- Task:
If a line of the listing contains the string "nDecoder", return that line.

- Provided entries:
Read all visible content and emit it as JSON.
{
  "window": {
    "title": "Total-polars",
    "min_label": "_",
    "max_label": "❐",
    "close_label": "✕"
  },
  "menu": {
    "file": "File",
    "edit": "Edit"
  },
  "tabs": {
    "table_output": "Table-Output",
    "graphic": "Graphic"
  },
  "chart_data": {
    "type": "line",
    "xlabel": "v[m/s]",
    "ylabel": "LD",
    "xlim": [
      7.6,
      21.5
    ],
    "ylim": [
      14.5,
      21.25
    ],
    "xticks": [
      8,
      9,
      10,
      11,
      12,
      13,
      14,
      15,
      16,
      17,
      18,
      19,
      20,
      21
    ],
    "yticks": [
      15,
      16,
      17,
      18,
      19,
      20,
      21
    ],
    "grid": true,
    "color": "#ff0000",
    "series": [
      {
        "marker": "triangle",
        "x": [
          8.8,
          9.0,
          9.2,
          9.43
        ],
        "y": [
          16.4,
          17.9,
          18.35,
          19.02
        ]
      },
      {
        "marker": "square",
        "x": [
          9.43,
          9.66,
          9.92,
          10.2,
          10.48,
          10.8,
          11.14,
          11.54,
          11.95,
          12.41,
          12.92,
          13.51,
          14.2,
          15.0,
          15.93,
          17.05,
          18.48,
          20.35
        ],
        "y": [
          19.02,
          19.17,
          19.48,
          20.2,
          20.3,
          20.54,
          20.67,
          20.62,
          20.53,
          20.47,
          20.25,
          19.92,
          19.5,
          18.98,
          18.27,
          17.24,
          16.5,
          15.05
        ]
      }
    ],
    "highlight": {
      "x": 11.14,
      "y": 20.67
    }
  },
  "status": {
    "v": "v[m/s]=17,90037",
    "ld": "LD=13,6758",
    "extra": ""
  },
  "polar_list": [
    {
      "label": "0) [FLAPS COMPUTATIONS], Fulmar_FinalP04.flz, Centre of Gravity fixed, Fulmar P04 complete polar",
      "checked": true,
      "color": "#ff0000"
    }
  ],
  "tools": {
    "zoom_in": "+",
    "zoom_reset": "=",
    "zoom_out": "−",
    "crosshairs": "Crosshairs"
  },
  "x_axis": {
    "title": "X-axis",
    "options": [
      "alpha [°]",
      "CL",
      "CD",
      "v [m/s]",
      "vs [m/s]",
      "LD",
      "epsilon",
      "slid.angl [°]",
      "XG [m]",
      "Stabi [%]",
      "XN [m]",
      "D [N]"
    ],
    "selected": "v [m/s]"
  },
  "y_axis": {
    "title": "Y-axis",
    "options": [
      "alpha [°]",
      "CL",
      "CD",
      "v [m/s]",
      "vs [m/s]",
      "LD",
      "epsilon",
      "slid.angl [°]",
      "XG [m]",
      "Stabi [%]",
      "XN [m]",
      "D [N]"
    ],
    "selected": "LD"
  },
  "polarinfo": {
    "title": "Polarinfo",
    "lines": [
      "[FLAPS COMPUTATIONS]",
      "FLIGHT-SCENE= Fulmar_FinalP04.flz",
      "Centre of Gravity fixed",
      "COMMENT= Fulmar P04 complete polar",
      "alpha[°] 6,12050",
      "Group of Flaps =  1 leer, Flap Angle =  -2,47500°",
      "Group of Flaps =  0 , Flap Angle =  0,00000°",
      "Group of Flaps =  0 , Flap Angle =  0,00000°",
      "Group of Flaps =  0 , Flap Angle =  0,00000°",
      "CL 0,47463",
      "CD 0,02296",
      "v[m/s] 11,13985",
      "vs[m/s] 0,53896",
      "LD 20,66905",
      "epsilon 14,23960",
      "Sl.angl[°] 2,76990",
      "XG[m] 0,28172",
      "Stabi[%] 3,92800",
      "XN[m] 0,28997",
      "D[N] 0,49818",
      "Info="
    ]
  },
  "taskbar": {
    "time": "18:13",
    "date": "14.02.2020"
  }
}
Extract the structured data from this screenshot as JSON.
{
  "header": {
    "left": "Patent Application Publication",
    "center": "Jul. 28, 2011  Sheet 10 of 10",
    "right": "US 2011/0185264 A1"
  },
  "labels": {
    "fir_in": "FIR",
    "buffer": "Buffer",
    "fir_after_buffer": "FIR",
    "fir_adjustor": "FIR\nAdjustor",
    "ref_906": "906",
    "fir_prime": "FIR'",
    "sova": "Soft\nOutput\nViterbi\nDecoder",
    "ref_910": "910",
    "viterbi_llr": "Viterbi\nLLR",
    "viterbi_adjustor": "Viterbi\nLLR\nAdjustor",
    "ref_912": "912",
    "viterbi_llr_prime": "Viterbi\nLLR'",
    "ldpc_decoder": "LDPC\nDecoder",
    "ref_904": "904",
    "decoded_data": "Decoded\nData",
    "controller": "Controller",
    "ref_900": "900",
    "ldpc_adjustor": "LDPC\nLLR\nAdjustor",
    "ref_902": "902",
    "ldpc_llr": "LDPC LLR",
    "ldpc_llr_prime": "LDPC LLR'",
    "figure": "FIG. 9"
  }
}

- The completed task:
    "sova": "Soft\nOutput\nViterbi\nDecoder",
    "ldpc_decoder": "LDPC\nDecoder",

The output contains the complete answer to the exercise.